Directions:
Track down every line below that holds "true" and copy it.

Information given:
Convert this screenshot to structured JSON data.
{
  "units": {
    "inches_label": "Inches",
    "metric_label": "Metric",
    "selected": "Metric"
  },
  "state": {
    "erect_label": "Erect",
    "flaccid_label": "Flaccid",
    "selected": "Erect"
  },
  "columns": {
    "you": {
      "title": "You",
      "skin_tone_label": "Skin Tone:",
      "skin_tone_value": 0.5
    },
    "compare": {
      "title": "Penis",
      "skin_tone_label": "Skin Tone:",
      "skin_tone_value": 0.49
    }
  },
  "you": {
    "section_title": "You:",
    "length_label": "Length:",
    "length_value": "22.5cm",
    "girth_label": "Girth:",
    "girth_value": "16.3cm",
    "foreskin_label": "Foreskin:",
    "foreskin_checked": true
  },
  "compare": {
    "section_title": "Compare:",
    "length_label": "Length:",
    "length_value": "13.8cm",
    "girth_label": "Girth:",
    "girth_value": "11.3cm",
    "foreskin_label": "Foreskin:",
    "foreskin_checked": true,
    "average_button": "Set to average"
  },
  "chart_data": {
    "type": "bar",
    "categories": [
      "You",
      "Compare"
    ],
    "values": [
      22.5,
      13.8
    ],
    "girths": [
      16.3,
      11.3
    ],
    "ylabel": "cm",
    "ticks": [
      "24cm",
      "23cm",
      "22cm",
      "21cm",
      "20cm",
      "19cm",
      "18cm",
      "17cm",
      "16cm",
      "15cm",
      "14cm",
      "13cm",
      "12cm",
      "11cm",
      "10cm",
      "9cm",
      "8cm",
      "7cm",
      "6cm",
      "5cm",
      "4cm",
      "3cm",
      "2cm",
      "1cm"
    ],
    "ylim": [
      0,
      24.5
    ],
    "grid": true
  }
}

Response box:
    "foreskin_checked": true
    "foreskin_checked": true,
    "grid": true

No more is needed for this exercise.